LEGO USS Fletcher 1

NHF Historian Wins LEGO Shipbuilding Contest with 5 Foot Long Fletcher Class Destroyer

This past Saturday, the Hampton Roads Naval Museum (HRNM) held their second annual “Brick by Brick: LEGO Shipbuilding” contest. The event brought together those who love naval history, and those who love the iconic children’s construction blocks. The day-long event encouraged builders of all ages to bring in LEGO ships they had created at home,

USS Olympia, 1902. NH 42514

Saving Historic Ships: NHF Historian Pens Article in Current Issue of Proceedings

  The February Naval Institute Proceedings features an article by Naval Historical Foundation Historian Dr. David F. Winkler who looks at Historic Ships as an underutilized asset for the Navy in telling the Navy’s heritage story. The Naval Historical Foundation is an associate member to the Historic Naval Ships Association and has been supportive of

palmer george washingtons military genius

BOOK REVIEW – George Washington’s Military Genius

By Dave R. Palmer, Regnery Publishing, Washington, DC. (2012). Reviewed by Captain Roger F. Jones, U.S.Navy (Retired) This small book (only 230 pages of text) is a gem, in that it takes a brief premise which is developed simply, elegantly, and completely. One of the most enjoyable aspects is General Palmer’s masterly writing style, which

jordan warships after washington

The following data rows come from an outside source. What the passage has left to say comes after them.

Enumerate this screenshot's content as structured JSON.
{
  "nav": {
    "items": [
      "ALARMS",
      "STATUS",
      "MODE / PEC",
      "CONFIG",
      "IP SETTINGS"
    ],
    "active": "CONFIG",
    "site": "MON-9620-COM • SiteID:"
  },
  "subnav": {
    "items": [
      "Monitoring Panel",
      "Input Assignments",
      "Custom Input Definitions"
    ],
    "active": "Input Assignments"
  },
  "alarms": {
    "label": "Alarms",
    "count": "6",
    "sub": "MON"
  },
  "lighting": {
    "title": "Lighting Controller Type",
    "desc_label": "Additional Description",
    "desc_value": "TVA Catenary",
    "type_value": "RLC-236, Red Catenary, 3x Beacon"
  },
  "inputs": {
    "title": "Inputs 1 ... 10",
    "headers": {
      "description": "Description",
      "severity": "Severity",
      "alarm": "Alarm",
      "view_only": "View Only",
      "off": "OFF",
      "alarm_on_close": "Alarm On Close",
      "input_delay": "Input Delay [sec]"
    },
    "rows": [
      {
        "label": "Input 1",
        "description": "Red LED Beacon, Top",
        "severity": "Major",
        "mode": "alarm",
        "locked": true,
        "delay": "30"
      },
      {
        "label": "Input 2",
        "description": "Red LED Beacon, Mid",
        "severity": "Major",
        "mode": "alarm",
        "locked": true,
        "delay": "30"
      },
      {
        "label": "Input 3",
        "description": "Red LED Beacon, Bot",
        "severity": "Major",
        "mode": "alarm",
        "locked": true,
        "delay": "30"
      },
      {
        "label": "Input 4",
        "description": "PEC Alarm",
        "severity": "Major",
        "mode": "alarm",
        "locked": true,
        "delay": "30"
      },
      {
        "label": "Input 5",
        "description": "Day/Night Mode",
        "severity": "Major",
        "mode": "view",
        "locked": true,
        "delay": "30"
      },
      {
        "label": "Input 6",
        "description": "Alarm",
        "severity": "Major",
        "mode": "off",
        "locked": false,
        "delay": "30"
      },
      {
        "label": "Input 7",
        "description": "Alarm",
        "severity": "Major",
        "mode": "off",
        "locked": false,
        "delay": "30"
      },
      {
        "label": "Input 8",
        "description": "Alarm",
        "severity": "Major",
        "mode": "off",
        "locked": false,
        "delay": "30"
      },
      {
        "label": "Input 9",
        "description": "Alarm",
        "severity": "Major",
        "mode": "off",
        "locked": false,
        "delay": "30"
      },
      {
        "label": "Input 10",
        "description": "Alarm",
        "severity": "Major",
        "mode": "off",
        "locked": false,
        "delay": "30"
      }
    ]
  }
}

BOOK REVIEW – Warships After Washington: The Development of the Five Major Fleets 1922-1930

By John Jordan, Naval Institute Press, Annapolis, MD. (2011). Reviewed by Larry A. Grant Warships After Washington: The Development of the Five Major Fleets 1922-1930 tells the story of the impact of the Washington Naval Treaty of 1922 on warship construction as the victorious nations tried to modernize their navies while facing financial strain, national